Natural Disasters and Risk, Time, and Trust Preferences - Rapid Response Research (RAPID) [2013 - 2014]

Principal Investigator: Robert Shupp
Co-Principal Investigators:

Project end date: July 31, 2014

This Rapid Response Research (RAPID) grant from the National Science Foundation will enable researchers to begin investigating whether life coping strategies change in the aftermath of a significant natural disaster such as the category five tornado in Moore, Oklahoma. On May 20, 2013 a category five tornado struck the Oklahoma City suburb of Moore. The tornado, more than a mile wide, resulted in massive damage and 24 fatalities.

This research will investigate whether a natural disaster such as this alters a person’s propensity to; 1) think and plan for the future or 2) accept more or less risk or 3) trust government and neighbors more or less.
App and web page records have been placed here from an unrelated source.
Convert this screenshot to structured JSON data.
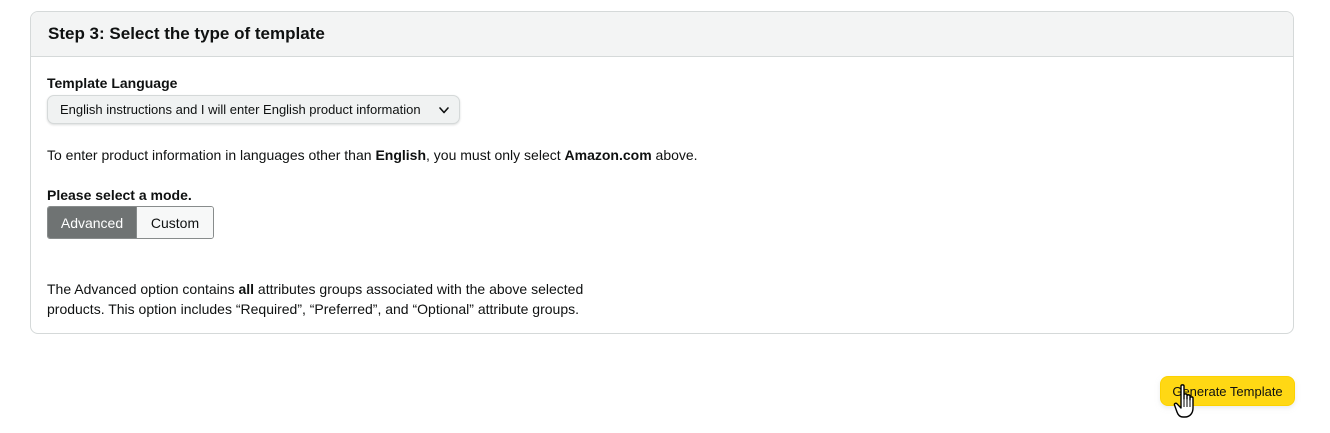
{
  "section": {
    "title": "Step 3: Select the type of template"
  },
  "template_language": {
    "label": "Template Language",
    "selected": "English instructions and I will enter English product information"
  },
  "info": {
    "prefix": "To enter product information in languages other than ",
    "language": "English",
    "middle": ", you must only select ",
    "marketplace": "Amazon.com",
    "suffix": " above."
  },
  "mode": {
    "label": "Please select a mode.",
    "options": [
      "Advanced",
      "Custom"
    ],
    "selected": "Advanced"
  },
  "description": {
    "prefix": "The Advanced option contains ",
    "emphasis": "all",
    "suffix": " attributes groups associated with the above selected products. This option includes “Required”, “Preferred”, and “Optional” attribute groups."
  },
  "generate_button": {
    "label": "Generate Template"
  },
  "icons": {
    "dropdown": "chevron-down-icon",
    "cursor": "hand-pointer-cursor-icon"
  },
  "colors": {
    "primary_button": "#ffd814",
    "segment_active": "#6f7373",
    "header_bg": "#f3f4f4"
  }
}
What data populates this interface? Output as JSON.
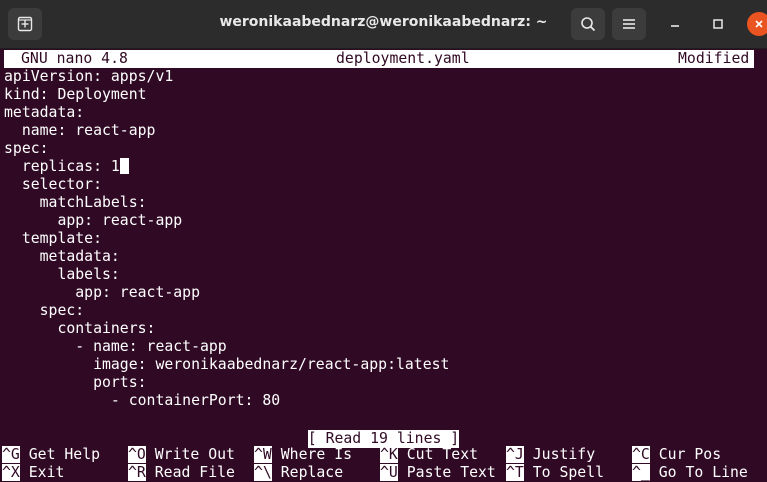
{
  "window": {
    "title": "weronikaabednarz@weronikaabednarz: ~",
    "buttons": [
      "new-tab",
      "search",
      "menu",
      "minimize",
      "maximize",
      "close"
    ]
  },
  "nano": {
    "version": "GNU nano 4.8",
    "filename": "deployment.yaml",
    "state": "Modified"
  },
  "file_lines": [
    "apiVersion: apps/v1",
    "kind: Deployment",
    "metadata:",
    "  name: react-app",
    "spec:",
    "  replicas: 1",
    "  selector:",
    "    matchLabels:",
    "      app: react-app",
    "  template:",
    "    metadata:",
    "      labels:",
    "        app: react-app",
    "    spec:",
    "      containers:",
    "        - name: react-app",
    "          image: weronikaabednarz/react-app:latest",
    "          ports:",
    "            - containerPort: 80"
  ],
  "status_message": "[ Read 19 lines ]",
  "shortcuts": [
    {
      "key": "^G",
      "label": "Get Help"
    },
    {
      "key": "^O",
      "label": "Write Out"
    },
    {
      "key": "^W",
      "label": "Where Is"
    },
    {
      "key": "^K",
      "label": "Cut Text"
    },
    {
      "key": "^J",
      "label": "Justify"
    },
    {
      "key": "^C",
      "label": "Cur Pos"
    },
    {
      "key": "^X",
      "label": "Exit"
    },
    {
      "key": "^R",
      "label": "Read File"
    },
    {
      "key": "^\\",
      "label": "Replace"
    },
    {
      "key": "^U",
      "label": "Paste Text"
    },
    {
      "key": "^T",
      "label": "To Spell"
    },
    {
      "key": "^_",
      "label": "Go To Line"
    }
  ],
  "colors": {
    "terminal_bg": "#300a24",
    "titlebar_bg": "#2c2c2c",
    "close_button": "#e95420"
  }
}
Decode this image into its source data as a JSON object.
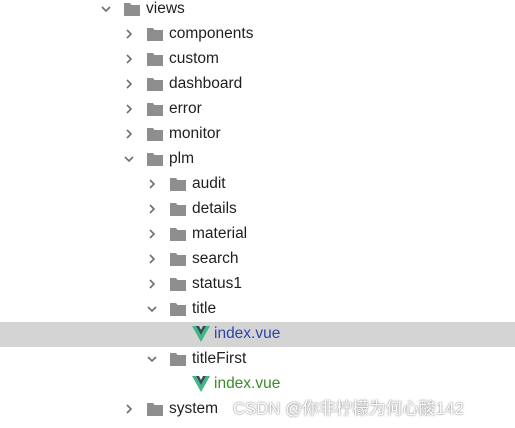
{
  "colors": {
    "folder": "#8e8e8e",
    "chevron": "#6e6e6e",
    "selected_bg": "#d4d4d4",
    "vue_outer": "#41b883",
    "vue_inner": "#34495e",
    "file_selected_text": "#2f43a6",
    "file_text": "#3a8a2a"
  },
  "tree": {
    "views": {
      "label": "views",
      "state": "expanded",
      "icon": "folder-icon"
    },
    "components": {
      "label": "components",
      "state": "collapsed",
      "icon": "folder-icon"
    },
    "custom": {
      "label": "custom",
      "state": "collapsed",
      "icon": "folder-icon"
    },
    "dashboard": {
      "label": "dashboard",
      "state": "collapsed",
      "icon": "folder-icon"
    },
    "error": {
      "label": "error",
      "state": "collapsed",
      "icon": "folder-icon"
    },
    "monitor": {
      "label": "monitor",
      "state": "collapsed",
      "icon": "folder-icon"
    },
    "plm": {
      "label": "plm",
      "state": "expanded",
      "icon": "folder-icon"
    },
    "audit": {
      "label": "audit",
      "state": "collapsed",
      "icon": "folder-icon"
    },
    "details": {
      "label": "details",
      "state": "collapsed",
      "icon": "folder-icon"
    },
    "material": {
      "label": "material",
      "state": "collapsed",
      "icon": "folder-icon"
    },
    "search": {
      "label": "search",
      "state": "collapsed",
      "icon": "folder-icon"
    },
    "status1": {
      "label": "status1",
      "state": "collapsed",
      "icon": "folder-icon"
    },
    "title": {
      "label": "title",
      "state": "expanded",
      "icon": "folder-icon"
    },
    "title_index": {
      "label": "index.vue",
      "selected": true,
      "icon": "vue-file-icon"
    },
    "titleFirst": {
      "label": "titleFirst",
      "state": "expanded",
      "icon": "folder-icon"
    },
    "titleFirst_index": {
      "label": "index.vue",
      "selected": false,
      "icon": "vue-file-icon"
    },
    "system": {
      "label": "system",
      "state": "collapsed",
      "icon": "folder-icon"
    }
  },
  "watermark": "CSDN @你非柠檬为何心酸142"
}
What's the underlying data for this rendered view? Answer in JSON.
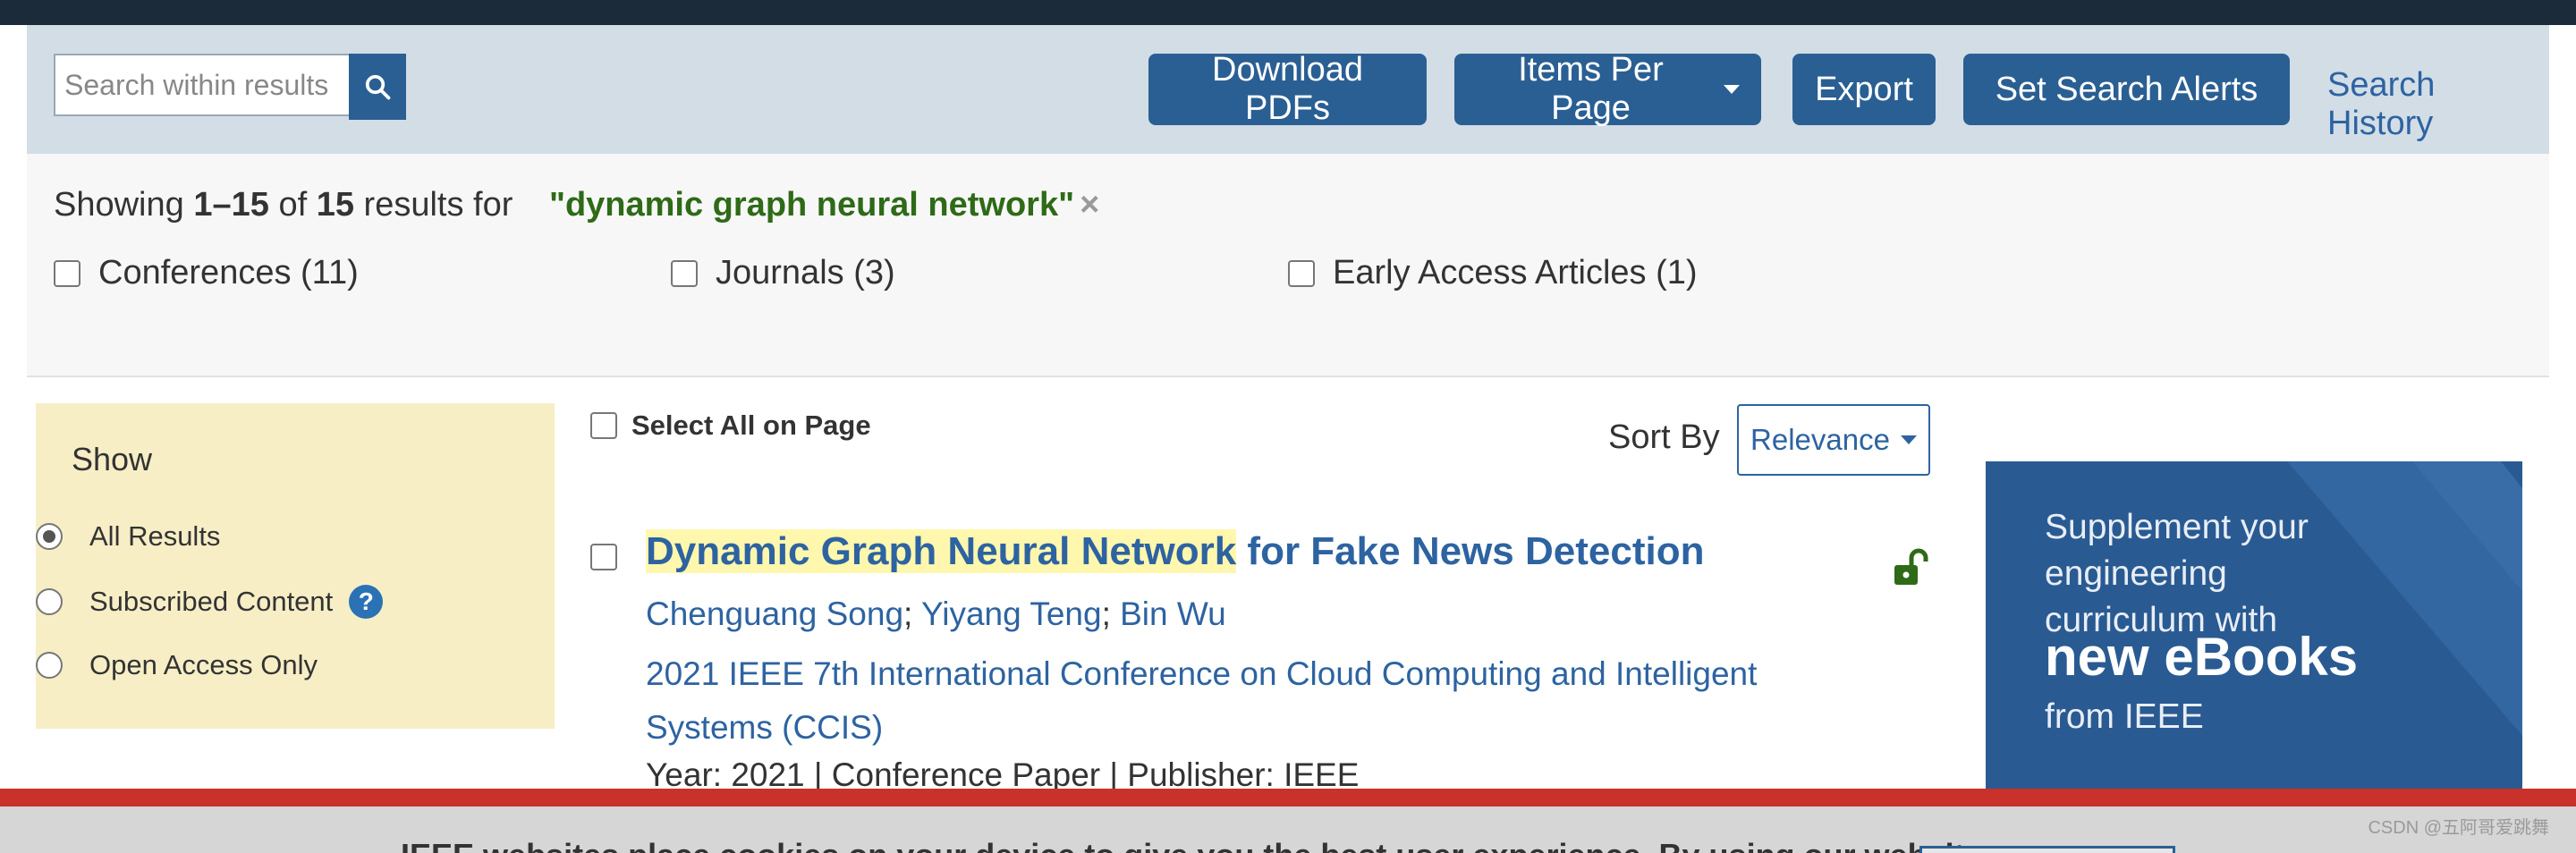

Knowledge about what happens to risk, time and trust preferences after a disaster is important since these preferences can directly affect individual and government post-disaster decisions about investing in rebuilding, recovery and future disaster preparation. 

Implementation:  Aug. 2013 – Jul. 2014.

View NSF Information sheet on this grant.